If you find yourself emphasizing the "playing not to lose" mode of thinking when crafting a partnership, ask yourself "am I dealing with people I don't trust?"

An obsession with protecting oneself from harm doesn't serve to create anything of value. It's what can be termed a "negative" strategy, because it is focused on what you "don't want to happen."

If you are to truly benefit from the what a partnership can bring, you need to also foster a culture of co-operation that make partnerships work and to clarify the benefits of the partnership both to yourself and your partners.

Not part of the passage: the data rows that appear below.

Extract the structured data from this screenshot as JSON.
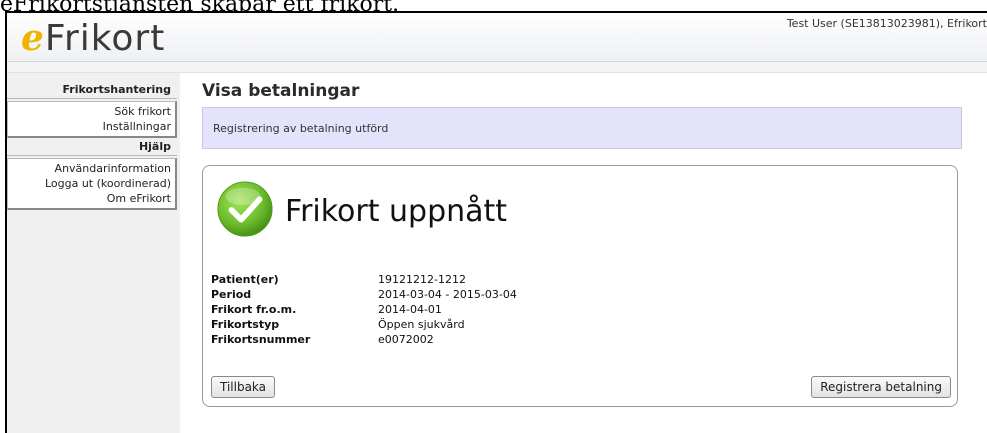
{
  "caption": "eFrikortstjänsten skapar ett frikort.",
  "app": {
    "logo_prefix": "e",
    "logo_name": "Frikort",
    "user_info": "Test User (SE13813023981), Efrikort"
  },
  "sidebar": {
    "section1_heading": "Frikortshantering",
    "section1_items": [
      "Sök frikort",
      "Inställningar"
    ],
    "section2_heading": "Hjälp",
    "section2_items": [
      "Användarinformation",
      "Logga ut (koordinerad)",
      "Om eFrikort"
    ]
  },
  "main": {
    "title": "Visa betalningar",
    "notice": "Registrering av betalning utförd",
    "result_heading": "Frikort uppnått",
    "details": [
      {
        "label": "Patient(er)",
        "value": "19121212-1212"
      },
      {
        "label": "Period",
        "value": "2014-03-04 - 2015-03-04"
      },
      {
        "label": "Frikort fr.o.m.",
        "value": "2014-04-01"
      },
      {
        "label": "Frikortstyp",
        "value": "Öppen sjukvård"
      },
      {
        "label": "Frikortsnummer",
        "value": "e0072002"
      }
    ],
    "back_label": "Tillbaka",
    "register_label": "Registrera betalning"
  },
  "colors": {
    "logo_accent": "#f0b400",
    "notice_bg": "#e3e4fb",
    "check_green": "#6fbe2e"
  },
  "icons": {
    "success": "check-circle-icon"
  }
}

This is a "positive strategy" insofar as it focusea on what "you want to happen."

Lacking a positive strategy, you are basically assuming your partnership will fail.

So the optimal solution seems to be the middle road: (1) introduce safeguards into your agreements but (2) Develop a vision of a successful partnership and (3) clarify and publicize both for yourself, your partners, and employees, the benefits of the partnership and (4) to maximize the chance of success, find ways to allow people at all levels in both organizations to foster strong working relationships.

Transparent Concrete

While waiting to meet someone in the library, I browsed Domus (an amazing Italian Designer magazine), and noticed they had an article on transparent concrete. They were trying to figure out how to use the new medium. One of their pictures was very beautiful. The picture below, is not as beautiful as the one I saw. But it should give you an idea of this new medium.

Bicycle Lights that can display computer generated patterns!

Attach this to a spinning bicycle wheel,

and you get this:

A blue version:

the thing can even connect to a palm pilot to display custom text:

Hokey Spokes are unique bicycle safety lights that allow riders to display computer generated images while riding at night.

I wouldn't want to be seen riding with these lights, but they are pretty remarkable.

I found this while browsing Cool Neon's store.
Speaking of which, Cool Neon sells plastic wires that glow when connected to a power source. You can make some pretty funky stuff using this wire; for instance, check this "modded case" out:

Some of my friends created interesting halloween costumes using Cool Wire. Speaking of which I'm trying to find an excuse to use some too -- it's only $1.00 per foot on sale and it lasts 800 to 3000 hours.